You need more than strength and technique to navigate a tandem kayak on the ocean. Paddling together — especially through wind gusts and strong currents — keeps your boat moving forward.
The girls of Troop 673 from Scotts Valley, California, worked in sync to steer through the straits off the Washington coast during their weeklong ocean kayaking adventure.
“You don’t want to be all over the place,” says Dylan Turzak, 14, a Life Scout. “It definitely took a lot of teamwork.”
Teamwork helped the Scouts go more than 20 miles, stopping at forest-covered San Juan Islands, where they camped and admired the scenery. Along the way, they improved their kayaking skills and spotted wildlife, including porpoises, harbor seals and bald eagles.
STARTING IN THE EMERALD CITY
When you’re visiting a new place, you might want to go sightseeing. That’s what the troop did after arriving in Seattle last July.
Before their trek across the islands north of the city, the Scouts spent a day downtown. They stopped by the first Starbucks, established in 1971. They ducked “flying” fish, playfully tossed by employees at the Pike Place Fish Market. They dined at a Korean barbecue restaurant, and then watched the sunset from the panoramic observation room of the 605-foot-tall Space Needle.

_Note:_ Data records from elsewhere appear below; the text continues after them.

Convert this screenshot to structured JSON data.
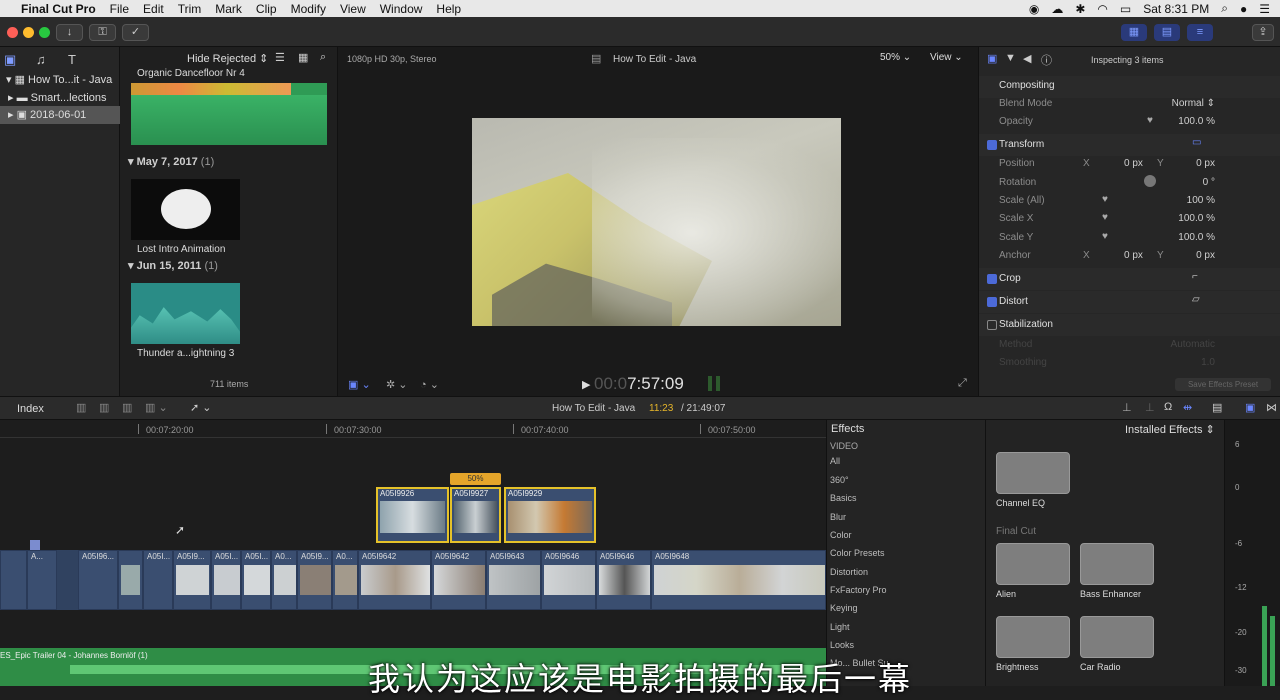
{
  "menubar": {
    "app": "Final Cut Pro",
    "items": [
      "File",
      "Edit",
      "Trim",
      "Mark",
      "Clip",
      "Modify",
      "View",
      "Window",
      "Help"
    ],
    "clock": "Sat 8:31 PM"
  },
  "libraries": {
    "items": [
      {
        "label": "How To...it - Java"
      },
      {
        "label": "Smart...lections"
      },
      {
        "label": "2018-06-01"
      }
    ]
  },
  "browser": {
    "filter": "Hide Rejected",
    "top_clip": "Organic Dancefloor Nr 4",
    "groups": [
      {
        "date": "May 7, 2017",
        "count": "(1)",
        "clip": "Lost Intro Animation"
      },
      {
        "date": "Jun 15, 2011",
        "count": "(1)",
        "clip": "Thunder a...ightning 3"
      }
    ],
    "item_count": "711 items"
  },
  "viewer": {
    "format": "1080p HD 30p, Stereo",
    "title": "How To Edit - Java",
    "zoom": "50%",
    "view": "View",
    "timecode_dim": "00:0",
    "timecode": "7:57:09"
  },
  "inspector": {
    "title": "Inspecting 3 items",
    "compositing": "Compositing",
    "blend_mode_label": "Blend Mode",
    "blend_mode_value": "Normal",
    "opacity_label": "Opacity",
    "opacity_value": "100.0 %",
    "transform": "Transform",
    "position_label": "Position",
    "position_x": "0 px",
    "position_y": "0 px",
    "rotation_label": "Rotation",
    "rotation_value": "0 °",
    "scale_all_label": "Scale (All)",
    "scale_all_value": "100 %",
    "scale_x_label": "Scale X",
    "scale_x_value": "100.0 %",
    "scale_y_label": "Scale Y",
    "scale_y_value": "100.0 %",
    "anchor_label": "Anchor",
    "anchor_x": "0 px",
    "anchor_y": "0 px",
    "x": "X",
    "y": "Y",
    "crop": "Crop",
    "distort": "Distort",
    "stabilization": "Stabilization",
    "method_label": "Method",
    "method_value": "Automatic",
    "smoothing_label": "Smoothing",
    "smoothing_value": "1.0",
    "save_preset": "Save Effects Preset"
  },
  "timeline_bar": {
    "index": "Index",
    "project": "How To Edit - Java",
    "position": "11:23",
    "duration": "/ 21:49:07"
  },
  "timeline": {
    "ruler": [
      "00:07:20:00",
      "00:07:30:00",
      "00:07:40:00",
      "00:07:50:00"
    ],
    "connected": [
      {
        "name": "A05I9926"
      },
      {
        "name": "A05I9927",
        "badge": "50%"
      },
      {
        "name": "A05I9929"
      }
    ],
    "primary": [
      "A...",
      "A05I96...",
      "A05I...",
      "A05I9...",
      "A05I...",
      "A05I...",
      "A0...",
      "A05I9...",
      "A0...",
      "A05I9642",
      "A05I9642",
      "A05I9643",
      "A05I9646",
      "A05I9646",
      "A05I9648"
    ],
    "audio_clip": "ES_Epic Trailer 04 - Johannes Bornlöf (1)"
  },
  "effects": {
    "title": "Effects",
    "installed": "Installed Effects",
    "categories": [
      "VIDEO",
      "All",
      "360°",
      "Basics",
      "Blur",
      "Color",
      "Color Presets",
      "Distortion",
      "FxFactory Pro",
      "Keying",
      "Light",
      "Looks",
      "Mo... Bullet Su..."
    ],
    "group_label": "Final Cut",
    "tiles": [
      "Channel EQ",
      "Alien",
      "Bass Enhancer",
      "Brightness",
      "Car Radio"
    ]
  },
  "meters": {
    "ticks": [
      "6",
      "0",
      "-6",
      "-12",
      "-20",
      "-30"
    ]
  },
  "subtitle": "我认为这应该是电影拍摄的最后一幕"
}
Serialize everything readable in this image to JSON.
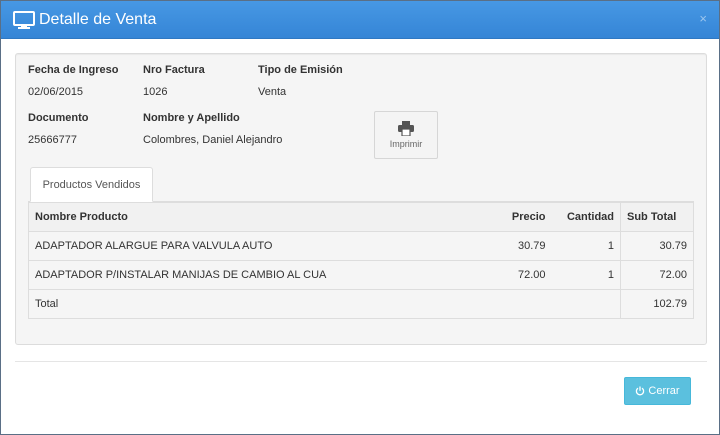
{
  "modal": {
    "title": "Detalle de Venta",
    "close_glyph": "×",
    "title_icon": "desktop-icon",
    "header_color": "#3c8dde"
  },
  "invoice": {
    "fecha_label": "Fecha de Ingreso",
    "fecha_value": "02/06/2015",
    "factura_label": "Nro Factura",
    "factura_value": "1026",
    "tipo_label": "Tipo de Emisión",
    "tipo_value": "Venta",
    "documento_label": "Documento",
    "documento_value": "25666777",
    "nombre_label": "Nombre y Apellido",
    "nombre_value": "Colombres, Daniel Alejandro"
  },
  "print": {
    "label": "Imprimir",
    "icon": "printer-icon"
  },
  "tabs": [
    {
      "label": "Productos Vendidos"
    }
  ],
  "table": {
    "headers": [
      "Nombre Producto",
      "Precio",
      "Cantidad",
      "Sub Total"
    ],
    "rows": [
      {
        "producto": "ADAPTADOR ALARGUE PARA VALVULA AUTO",
        "precio": "30.79",
        "cantidad": "1",
        "subtotal": "30.79"
      },
      {
        "producto": "ADAPTADOR P/INSTALAR MANIJAS DE CAMBIO AL CUA",
        "precio": "72.00",
        "cantidad": "1",
        "subtotal": "72.00"
      }
    ],
    "total_label": "Total",
    "total_value": "102.79"
  },
  "footer": {
    "close_label": "Cerrar",
    "close_icon": "power-icon",
    "button_color": "#5bc0de"
  }
}
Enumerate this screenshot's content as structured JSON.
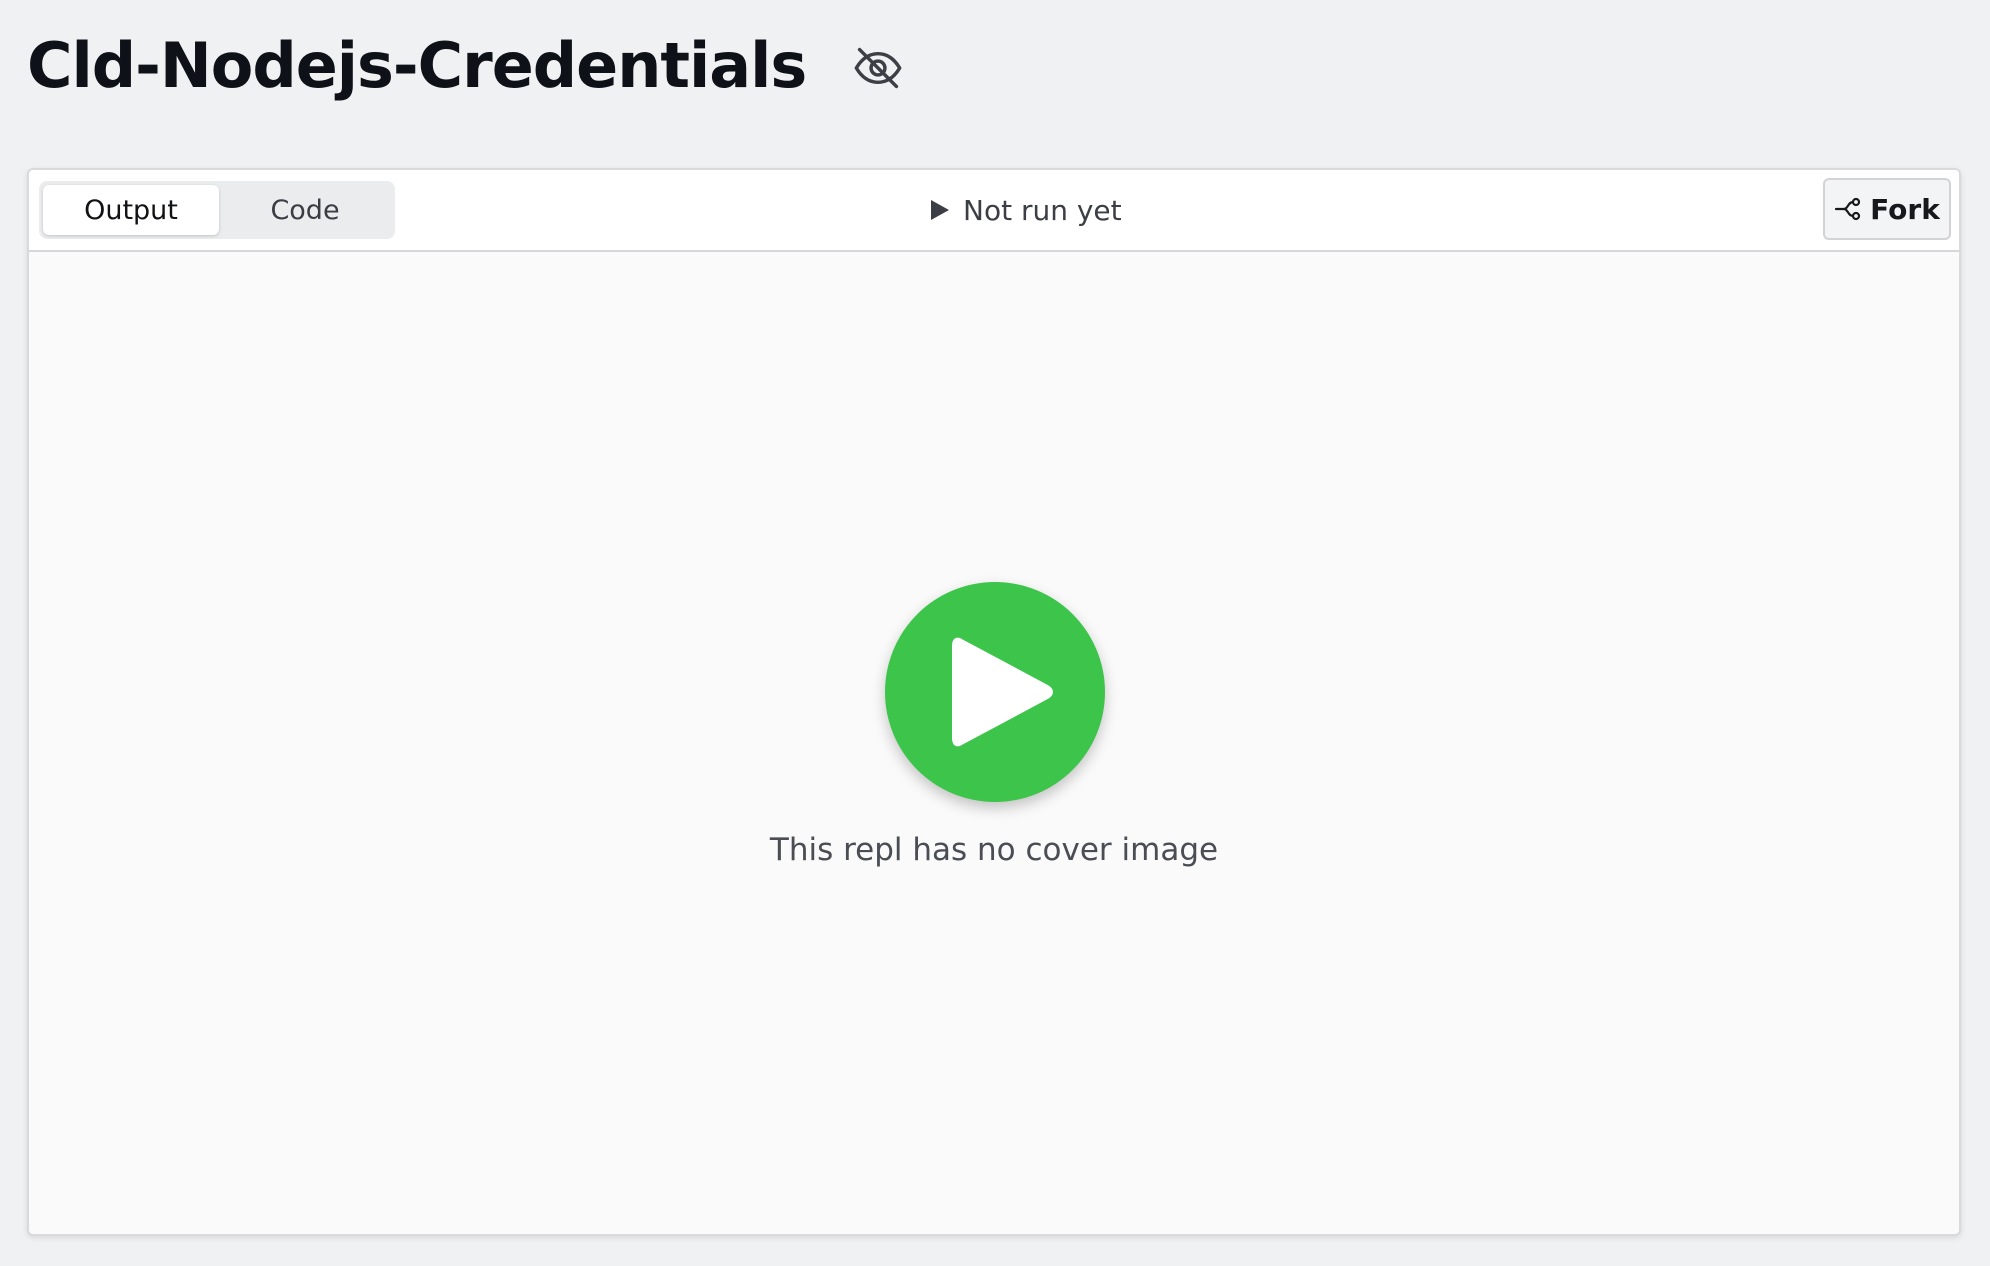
{
  "header": {
    "title": "Cld-Nodejs-Credentials",
    "visibility_icon": "eye-slash-icon"
  },
  "toolbar": {
    "tabs": [
      {
        "label": "Output",
        "active": true
      },
      {
        "label": "Code",
        "active": false
      }
    ],
    "run_status": "Not run yet",
    "run_status_icon": "play-icon",
    "fork_label": "Fork",
    "fork_icon": "fork-icon"
  },
  "main": {
    "play_button_icon": "play-icon",
    "cover_text": "This repl has no cover image",
    "accent_color": "#3dc44b"
  }
}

“That was the perfect way to start the trip,” Dylan says.
The next morning, the Scouts boarded a ferry and headed to San Juan Island, where they met an outfitter that would guide them on their journey. If you’re planning a kayaking trip, you have options with designs and materials. Some kayaks are inflatable; others are made with plastic or fiberglass soaked in resin. Designs are for different uses and water conditions, from calm flat water to rushing whitewater.
The outfitter offered 20-foot tandem kayaks, which can seat two, plus two weeks’ worth of equipment — perfect for a trek on potentially choppy waters.
“They have a surprising amount of room; they could hold several medium-sized bags,” says Tenderfoot Scout Jane Jewell, 11.
With their gear and food stowed in their vessels, the Scouts set out for Jones Island.
BATTLING THE CURRENTS
The girls’ first stop required paddling for 8 miles, and they soon discovered how tough open-water kayaking can get.
“The currents were super crazy,” says Savannah Maykranz, 14, a Star Scout. “It was a long paddle.”
To minimize dealing with rough waters, steer along the shore, where the wind and waves are not as powerful.
Staying close to land also gives you more chances to see wildlife. The Scouts saw river otters, foxes and harbor seals with their pups. Later in the trip, they were surprised by porpoises that surfaced close to their boats.
“It was amazing seeing the porpoises,” Jane says. “They go up and you see the dorsal fin. It’s like living in a book.”
Not all the excitement happened in the water. The Scouts camped under towering evergreen trees, overlooking the sea. On Stuart Island, they hiked to a 130-year-old lighthouse, where they got a view of some Canadian islands. They also visited a shut-down schoolhouse and took time to shoot hoops at the basketball court.
“We really got to explore the island,” says Eagle Scout Alex Baum, 16. “It was a more leisurely pace.”
Throughout the adventure, the Scouts worked on kayaking techniques like safely exiting a capsized kayak and maneuvering a swamped boat to shore. You can learn these skills through the Kayaking merit badge, which the girls earned.
They ended their trek with more sightseeing — this time at Miners Landing in Seattle, where they rode a Ferris wheel and grabbed some souvenirs.
“It was the best Scout trip I’ve ever done,” says Life Scout Sadie Maher, 16.”
Know Before You Go
Kayaking can be fun when done safely. Before hopping in a vessel, you must wear a properly fitted U.S. Coast Guard-approved personal flotation device and use the buddy system.
Practice in flat water, working on fundamental skills. Cub Scouts as young as Wolves can paddle a kayak on flat water. However, float trips, which require training in reading the environment, using emergency equipment and communicating with fellow kayakers, are more appropriate for older, experienced Scouts. Refer to BSA Safety Afloat for more guidance.
Remember to follow the directions of the qualified adults supervising.
Finding Killer Whales
Orcas, also called killer whales, stand out as the ocean’s top predator. Highly intelligent, weighing up to 11 tons and armed with 3-inch-long teeth, they feast on fish, squid, seals, sharks (including the great white) and other whales.
Troop 673 didn’t see any whales during the trek, but orcas are often spotted where the Scouts were. Killer whales live in every ocean and travel in groups, called “pods,” of up to 50.
They follow the food, and the Pacific Northwest is rich in salmon. That can make it difficult to predict when and where to see them, especially since the whales can swim 100 miles in a day.
In that part of North America, the best times for whale-watching are usually summer and autumn months, which are salmon-spawning season.
The BSA offers special aquatic skills awards for activities like scuba diving, stand-up paddleboarding and kayaking. Check the Guide to Awards and Insignia for more awards to earn on your next aquatic adventure.